Exercise brief: Write out the whole listing exactly.
----- The records
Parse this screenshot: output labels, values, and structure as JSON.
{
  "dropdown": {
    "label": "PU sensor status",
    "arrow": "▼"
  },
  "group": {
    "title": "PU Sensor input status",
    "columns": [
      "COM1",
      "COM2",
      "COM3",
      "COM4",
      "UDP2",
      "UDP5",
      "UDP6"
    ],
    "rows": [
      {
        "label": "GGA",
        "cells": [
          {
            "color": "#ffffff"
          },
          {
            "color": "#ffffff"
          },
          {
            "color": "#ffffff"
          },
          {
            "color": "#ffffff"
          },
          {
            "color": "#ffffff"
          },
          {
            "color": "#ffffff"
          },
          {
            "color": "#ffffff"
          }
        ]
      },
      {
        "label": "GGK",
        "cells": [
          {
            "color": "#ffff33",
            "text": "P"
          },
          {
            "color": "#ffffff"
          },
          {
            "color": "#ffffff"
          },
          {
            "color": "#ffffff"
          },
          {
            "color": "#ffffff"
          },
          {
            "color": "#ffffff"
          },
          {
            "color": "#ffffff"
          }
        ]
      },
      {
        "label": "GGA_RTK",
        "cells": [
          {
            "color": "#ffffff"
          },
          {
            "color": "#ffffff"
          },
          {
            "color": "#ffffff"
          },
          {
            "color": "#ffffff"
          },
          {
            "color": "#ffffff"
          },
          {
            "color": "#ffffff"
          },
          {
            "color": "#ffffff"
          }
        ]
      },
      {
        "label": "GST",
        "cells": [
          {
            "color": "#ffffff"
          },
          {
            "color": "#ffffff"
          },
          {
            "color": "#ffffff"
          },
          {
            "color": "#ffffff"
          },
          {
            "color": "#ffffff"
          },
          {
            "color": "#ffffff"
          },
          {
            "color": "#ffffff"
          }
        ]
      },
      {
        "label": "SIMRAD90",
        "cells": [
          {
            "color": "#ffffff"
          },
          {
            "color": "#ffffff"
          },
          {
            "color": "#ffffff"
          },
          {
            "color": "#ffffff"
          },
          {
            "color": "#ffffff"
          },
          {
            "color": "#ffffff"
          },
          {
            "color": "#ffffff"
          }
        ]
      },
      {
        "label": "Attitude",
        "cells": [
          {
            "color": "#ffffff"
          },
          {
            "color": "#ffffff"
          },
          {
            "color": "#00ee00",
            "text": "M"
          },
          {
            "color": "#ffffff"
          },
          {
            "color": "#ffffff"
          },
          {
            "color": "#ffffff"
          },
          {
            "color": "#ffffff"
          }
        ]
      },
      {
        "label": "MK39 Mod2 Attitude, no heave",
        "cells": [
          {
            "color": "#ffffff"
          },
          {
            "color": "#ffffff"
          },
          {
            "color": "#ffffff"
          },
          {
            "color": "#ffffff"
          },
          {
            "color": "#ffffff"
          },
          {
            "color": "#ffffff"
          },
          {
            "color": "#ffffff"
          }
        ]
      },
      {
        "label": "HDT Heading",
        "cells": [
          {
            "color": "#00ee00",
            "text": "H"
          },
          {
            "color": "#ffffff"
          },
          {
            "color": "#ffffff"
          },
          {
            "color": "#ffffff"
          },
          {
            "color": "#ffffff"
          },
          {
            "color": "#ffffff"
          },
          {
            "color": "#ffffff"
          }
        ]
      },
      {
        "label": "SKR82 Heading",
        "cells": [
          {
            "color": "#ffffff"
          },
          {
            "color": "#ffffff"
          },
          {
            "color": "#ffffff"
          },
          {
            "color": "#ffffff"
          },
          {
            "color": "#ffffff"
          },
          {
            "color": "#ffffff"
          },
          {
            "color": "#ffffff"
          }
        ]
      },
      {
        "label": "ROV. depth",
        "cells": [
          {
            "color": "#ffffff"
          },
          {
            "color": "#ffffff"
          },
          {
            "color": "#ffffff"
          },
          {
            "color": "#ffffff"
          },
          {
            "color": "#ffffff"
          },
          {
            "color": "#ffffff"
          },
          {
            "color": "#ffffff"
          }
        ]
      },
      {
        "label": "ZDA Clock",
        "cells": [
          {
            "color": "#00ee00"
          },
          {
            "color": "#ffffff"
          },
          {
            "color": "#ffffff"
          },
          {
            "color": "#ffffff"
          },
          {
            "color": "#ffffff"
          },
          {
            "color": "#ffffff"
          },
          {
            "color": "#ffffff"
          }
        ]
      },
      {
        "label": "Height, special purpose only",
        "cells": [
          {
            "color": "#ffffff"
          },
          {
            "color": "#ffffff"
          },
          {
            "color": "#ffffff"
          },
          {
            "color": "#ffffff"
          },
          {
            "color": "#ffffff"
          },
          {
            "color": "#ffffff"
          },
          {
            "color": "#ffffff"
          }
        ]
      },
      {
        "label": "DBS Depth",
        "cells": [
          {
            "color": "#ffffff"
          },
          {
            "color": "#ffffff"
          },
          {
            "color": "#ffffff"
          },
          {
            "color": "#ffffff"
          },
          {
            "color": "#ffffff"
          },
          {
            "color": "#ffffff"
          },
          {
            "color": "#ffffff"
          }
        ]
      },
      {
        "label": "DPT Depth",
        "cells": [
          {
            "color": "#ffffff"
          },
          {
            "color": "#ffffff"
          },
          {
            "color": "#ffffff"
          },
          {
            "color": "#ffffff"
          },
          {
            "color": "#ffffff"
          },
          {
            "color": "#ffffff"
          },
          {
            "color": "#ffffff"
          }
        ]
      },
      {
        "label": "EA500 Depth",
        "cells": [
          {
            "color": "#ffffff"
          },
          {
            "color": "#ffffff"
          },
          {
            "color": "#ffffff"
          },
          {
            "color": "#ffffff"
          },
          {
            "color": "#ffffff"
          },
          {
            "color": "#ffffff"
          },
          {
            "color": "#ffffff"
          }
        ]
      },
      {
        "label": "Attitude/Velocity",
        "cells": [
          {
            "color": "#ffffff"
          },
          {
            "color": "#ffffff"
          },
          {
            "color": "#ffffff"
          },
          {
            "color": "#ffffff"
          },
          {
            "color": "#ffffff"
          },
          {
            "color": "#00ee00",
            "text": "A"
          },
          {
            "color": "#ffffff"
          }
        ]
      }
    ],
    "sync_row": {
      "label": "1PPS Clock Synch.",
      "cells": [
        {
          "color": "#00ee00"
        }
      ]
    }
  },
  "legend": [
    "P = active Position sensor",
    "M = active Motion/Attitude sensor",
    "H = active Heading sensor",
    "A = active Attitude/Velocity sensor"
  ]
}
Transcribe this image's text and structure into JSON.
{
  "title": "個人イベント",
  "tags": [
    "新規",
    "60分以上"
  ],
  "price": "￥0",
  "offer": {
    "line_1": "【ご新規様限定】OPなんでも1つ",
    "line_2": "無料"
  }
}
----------
Written answer:
Parse this screenshot: output labels, values, and structure as JSON.
{
  "dropdown": {
    "label": "PU sensor status",
    "arrow": "▼"
  },
  "group": {
    "title": "PU Sensor input status",
    "columns": [
      "COM1",
      "COM2",
      "COM3",
      "COM4",
      "UDP2",
      "UDP5",
      "UDP6"
    ],
    "rows": [
      {
        "label": "GGA",
        "cells": [
          {
            "color": "#ffffff"
          },
          {
            "color": "#ffffff"
          },
          {
            "color": "#ffffff"
          },
          {
            "color": "#ffffff"
          },
          {
            "color": "#ffffff"
          },
          {
            "color": "#ffffff"
          },
          {
            "color": "#ffffff"
          }
        ]
      },
      {
        "label": "GGK",
        "cells": [
          {
            "color": "#ffff33",
            "text": "P"
          },
          {
            "color": "#ffffff"
          },
          {
            "color": "#ffffff"
          },
          {
            "color": "#ffffff"
          },
          {
            "color": "#ffffff"
          },
          {
            "color": "#ffffff"
          },
          {
            "color": "#ffffff"
          }
        ]
      },
      {
        "label": "GGA_RTK",
        "cells": [
          {
            "color": "#ffffff"
          },
          {
            "color": "#ffffff"
          },
          {
            "color": "#ffffff"
          },
          {
            "color": "#ffffff"
          },
          {
            "color": "#ffffff"
          },
          {
            "color": "#ffffff"
          },
          {
            "color": "#ffffff"
          }
        ]
      },
      {
        "label": "GST",
        "cells": [
          {
            "color": "#ffffff"
          },
          {
            "color": "#ffffff"
          },
          {
            "color": "#ffffff"
          },
          {
            "color": "#ffffff"
          },
          {
            "color": "#ffffff"
          },
          {
            "color": "#ffffff"
          },
          {
            "color": "#ffffff"
          }
        ]
      },
      {
        "label": "SIMRAD90",
        "cells": [
          {
            "color": "#ffffff"
          },
          {
            "color": "#ffffff"
          },
          {
            "color": "#ffffff"
          },
          {
            "color": "#ffffff"
          },
          {
            "color": "#ffffff"
          },
          {
            "color": "#ffffff"
          },
          {
            "color": "#ffffff"
          }
        ]
      },
      {
        "label": "Attitude",
        "cells": [
          {
            "color": "#ffffff"
          },
          {
            "color": "#ffffff"
          },
          {
            "color": "#00ee00",
            "text": "M"
          },
          {
            "color": "#ffffff"
          },
          {
            "color": "#ffffff"
          },
          {
            "color": "#ffffff"
          },
          {
            "color": "#ffffff"
          }
        ]
      },
      {
        "label": "MK39 Mod2 Attitude, no heave",
        "cells": [
          {
            "color": "#ffffff"
          },
          {
            "color": "#ffffff"
          },
          {
            "color": "#ffffff"
          },
          {
            "color": "#ffffff"
          },
          {
            "color": "#ffffff"
          },
          {
            "color": "#ffffff"
          },
          {
            "color": "#ffffff"
          }
        ]
      },
      {
        "label": "HDT Heading",
        "cells": [
          {
            "color": "#00ee00",
            "text": "H"
          },
          {
            "color": "#ffffff"
          },
          {
            "color": "#ffffff"
          },
          {
            "color": "#ffffff"
          },
          {
            "color": "#ffffff"
          },
          {
            "color": "#ffffff"
          },
          {
            "color": "#ffffff"
          }
        ]
      },
      {
        "label": "SKR82 Heading",
        "cells": [
          {
            "color": "#ffffff"
          },
          {
            "color": "#ffffff"
          },
          {
            "color": "#ffffff"
          },
          {
            "color": "#ffffff"
          },
          {
            "color": "#ffffff"
          },
          {
            "color": "#ffffff"
          },
          {
            "color": "#ffffff"
          }
        ]
      },
      {
        "label": "ROV. depth",
        "cells": [
          {
            "color": "#ffffff"
          },
          {
            "color": "#ffffff"
          },
          {
            "color": "#ffffff"
          },
          {
            "color": "#ffffff"
          },
          {
            "color": "#ffffff"
          },
          {
            "color": "#ffffff"
          },
          {
            "color": "#ffffff"
          }
        ]
      },
      {
        "label": "ZDA Clock",
        "cells": [
          {
            "color": "#00ee00"
          },
          {
            "color": "#ffffff"
          },
          {
            "color": "#ffffff"
          },
          {
            "color": "#ffffff"
          },
          {
            "color": "#ffffff"
          },
          {
            "color": "#ffffff"
          },
          {
            "color": "#ffffff"
          }
        ]
      },
      {
        "label": "Height, special purpose only",
        "cells": [
          {
            "color": "#ffffff"
          },
          {
            "color": "#ffffff"
          },
          {
            "color": "#ffffff"
          },
          {
            "color": "#ffffff"
          },
          {
            "color": "#ffffff"
          },
          {
            "color": "#ffffff"
          },
          {
            "color": "#ffffff"
          }
        ]
      },
      {
        "label": "DBS Depth",
        "cells": [
          {
            "color": "#ffffff"
          },
          {
            "color": "#ffffff"
          },
          {
            "color": "#ffffff"
          },
          {
            "color": "#ffffff"
          },
          {
            "color": "#ffffff"
          },
          {
            "color": "#ffffff"
          },
          {
            "color": "#ffffff"
          }
        ]
      },
      {
        "label": "DPT Depth",
        "cells": [
          {
            "color": "#ffffff"
          },
          {
            "color": "#ffffff"
          },
          {
            "color": "#ffffff"
          },
          {
            "color": "#ffffff"
          },
          {
            "color": "#ffffff"
          },
          {
            "color": "#ffffff"
          },
          {
            "color": "#ffffff"
          }
        ]
      },
      {
        "label": "EA500 Depth",
        "cells": [
          {
            "color": "#ffffff"
          },
          {
            "color": "#ffffff"
          },
          {
            "color": "#ffffff"
          },
          {
            "color": "#ffffff"
          },
          {
            "color": "#ffffff"
          },
          {
            "color": "#ffffff"
          },
          {
            "color": "#ffffff"
          }
        ]
      },
      {
        "label": "Attitude/Velocity",
        "cells": [
          {
            "color": "#ffffff"
          },
          {
            "color": "#ffffff"
          },
          {
            "color": "#ffffff"
          },
          {
            "color": "#ffffff"
          },
          {
            "color": "#ffffff"
          },
          {
            "color": "#00ee00",
            "text": "A"
          },
          {
            "color": "#ffffff"
          }
        ]
      }
    ],
    "sync_row": {
      "label": "1PPS Clock Synch.",
      "cells": [
        {
          "color": "#00ee00"
        }
      ]
    }
  },
  "legend": [
    "P = active Position sensor",
    "M = active Motion/Attitude sensor",
    "H = active Heading sensor",
    "A = active Attitude/Velocity sensor"
  ]
}
Transcribe this image's text and structure into JSON.
{
  "title": "個人イベント",
  "tags": [
    "新規",
    "60分以上"
  ],
  "price": "￥0",
  "offer": {
    "line_1": "【ご新規様限定】OPなんでも1つ",
    "line_2": "無料"
  }
}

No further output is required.